On Wednesday night, the college basketball world was shocked as the TCU Horned Frogs upset the Kansas Jayhawks 72-55. It was without a doubt, the biggest upset in this wacky, unpredictable thing we call the 2012-13 NCAA College Basketball season. Kansas was ranked fifth in the nation and TCU was 9-11 and 0-8 in the Big 12 Conference. A lot of people have said that parity is rampant in college basketball this year but a loss like that for Kansas should NEVER happen. It’s a bad, bad, loss.
Even after the win over Kansas, TCU has a RPI of just 210th and have suffered losses to #207 Houston and #212 Texas Tech. Despite the monumental loss, CBS’s RPI Tool drops Kansas to just #9 in their RPI rankings. It’s true that Kansas is a solid team and a legitimate contender and by no means is this loss a disaster for their season. But if this loss had happened to say Kentucky or another “bubble team”? Well, that is all you would hear about. And it is true that “bad losses” will effect bubble teams more than top fifteen teams, Kentucky, despite a lack of quality wins, has done nothing to embarrass themselves this year.

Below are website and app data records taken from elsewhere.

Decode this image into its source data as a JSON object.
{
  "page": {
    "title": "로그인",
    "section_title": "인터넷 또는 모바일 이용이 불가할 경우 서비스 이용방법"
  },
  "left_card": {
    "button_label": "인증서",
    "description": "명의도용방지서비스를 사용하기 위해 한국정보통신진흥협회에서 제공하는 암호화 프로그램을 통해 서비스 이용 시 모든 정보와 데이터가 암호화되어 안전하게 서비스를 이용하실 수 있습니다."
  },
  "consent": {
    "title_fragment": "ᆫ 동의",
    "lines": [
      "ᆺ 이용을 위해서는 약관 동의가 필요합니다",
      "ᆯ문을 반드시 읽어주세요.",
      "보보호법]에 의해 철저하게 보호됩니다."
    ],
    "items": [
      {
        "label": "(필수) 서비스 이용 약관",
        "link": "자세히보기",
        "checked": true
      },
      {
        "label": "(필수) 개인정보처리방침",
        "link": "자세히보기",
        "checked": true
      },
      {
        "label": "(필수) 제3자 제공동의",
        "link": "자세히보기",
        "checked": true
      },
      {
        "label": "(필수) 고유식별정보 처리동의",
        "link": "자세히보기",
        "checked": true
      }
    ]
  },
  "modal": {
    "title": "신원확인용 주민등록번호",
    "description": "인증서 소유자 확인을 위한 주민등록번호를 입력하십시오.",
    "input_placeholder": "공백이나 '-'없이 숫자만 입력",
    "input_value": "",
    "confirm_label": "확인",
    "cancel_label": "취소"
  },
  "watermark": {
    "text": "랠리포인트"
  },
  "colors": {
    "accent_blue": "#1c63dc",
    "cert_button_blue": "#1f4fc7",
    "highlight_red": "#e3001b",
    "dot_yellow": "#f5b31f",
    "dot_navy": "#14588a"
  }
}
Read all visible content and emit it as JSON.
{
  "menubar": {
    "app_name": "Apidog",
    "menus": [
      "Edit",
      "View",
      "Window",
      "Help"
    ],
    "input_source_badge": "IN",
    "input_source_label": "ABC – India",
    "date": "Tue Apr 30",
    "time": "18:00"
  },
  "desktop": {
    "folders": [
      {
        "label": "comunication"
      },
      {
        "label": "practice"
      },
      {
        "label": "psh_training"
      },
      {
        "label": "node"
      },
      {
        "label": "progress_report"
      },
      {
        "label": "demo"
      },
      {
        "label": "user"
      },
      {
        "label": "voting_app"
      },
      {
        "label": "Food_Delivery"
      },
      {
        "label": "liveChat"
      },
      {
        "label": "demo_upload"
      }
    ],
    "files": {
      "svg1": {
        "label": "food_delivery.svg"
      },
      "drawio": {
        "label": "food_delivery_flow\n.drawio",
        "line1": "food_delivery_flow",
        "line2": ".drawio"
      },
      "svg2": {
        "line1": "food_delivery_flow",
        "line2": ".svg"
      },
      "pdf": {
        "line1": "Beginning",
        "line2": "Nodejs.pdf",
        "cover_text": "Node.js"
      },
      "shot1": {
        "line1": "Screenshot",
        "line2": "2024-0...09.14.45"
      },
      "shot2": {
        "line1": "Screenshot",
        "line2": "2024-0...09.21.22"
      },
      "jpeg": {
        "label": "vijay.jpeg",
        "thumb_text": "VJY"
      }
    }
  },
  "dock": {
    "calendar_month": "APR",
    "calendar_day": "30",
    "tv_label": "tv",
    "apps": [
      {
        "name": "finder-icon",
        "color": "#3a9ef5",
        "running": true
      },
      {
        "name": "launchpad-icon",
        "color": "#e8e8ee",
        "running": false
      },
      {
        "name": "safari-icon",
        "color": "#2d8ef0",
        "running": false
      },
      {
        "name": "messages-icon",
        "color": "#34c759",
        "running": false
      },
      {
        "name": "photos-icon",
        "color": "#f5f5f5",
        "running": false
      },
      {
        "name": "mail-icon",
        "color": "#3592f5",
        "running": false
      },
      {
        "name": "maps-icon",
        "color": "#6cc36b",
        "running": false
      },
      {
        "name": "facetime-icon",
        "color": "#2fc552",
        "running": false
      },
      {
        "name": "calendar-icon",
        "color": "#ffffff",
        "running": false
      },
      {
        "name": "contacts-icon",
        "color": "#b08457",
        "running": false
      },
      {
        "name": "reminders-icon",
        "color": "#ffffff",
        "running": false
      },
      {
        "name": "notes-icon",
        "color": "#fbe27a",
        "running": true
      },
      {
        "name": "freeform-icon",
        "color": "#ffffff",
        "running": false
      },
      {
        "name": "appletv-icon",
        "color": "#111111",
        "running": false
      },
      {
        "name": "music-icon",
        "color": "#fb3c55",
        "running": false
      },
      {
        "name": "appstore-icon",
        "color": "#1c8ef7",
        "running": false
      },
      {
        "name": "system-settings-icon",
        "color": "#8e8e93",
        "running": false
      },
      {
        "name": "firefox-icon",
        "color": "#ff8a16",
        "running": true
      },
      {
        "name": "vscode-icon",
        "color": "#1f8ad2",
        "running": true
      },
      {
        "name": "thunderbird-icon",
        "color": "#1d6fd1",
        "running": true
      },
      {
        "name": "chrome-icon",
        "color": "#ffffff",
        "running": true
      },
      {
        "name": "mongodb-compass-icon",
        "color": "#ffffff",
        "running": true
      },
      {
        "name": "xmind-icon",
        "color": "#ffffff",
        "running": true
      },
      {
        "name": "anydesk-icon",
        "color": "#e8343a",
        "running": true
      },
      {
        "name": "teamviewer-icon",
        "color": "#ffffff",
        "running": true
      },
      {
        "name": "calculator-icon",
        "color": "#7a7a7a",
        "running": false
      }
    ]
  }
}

Yet, Kentucky is getting no love in the polls and I understand part of it. UK has six losses and no ranked team has six losses yet, but there are several teams in the five loss club and some of them have much worse losses than Kentucky. The Wildcats “bad loss” is to Texas A&M, who is 13-8 and 3-5 in the SEC. As of Thursday, the Aggies were #77th in the CBS RPI rankings. Texas A&M is a NIT Tournament team for sure, but it is definitely not the devastating loss some media types want to play it off as.
Looking at the current AP Top 25, twelve of the teams have a loss on their resume that is statistically worse than Kentucky’s loss to Texas A&M. I decided to take a look at these losses. For the purpose of my story, I decided to look at all the “bad losses in the AP and place the losses in three categories: better losses than UK, about the same as UK (from #72 – #82) and losses that were much worse than Kentucky’s loss to Texas A&M. Here is what I found: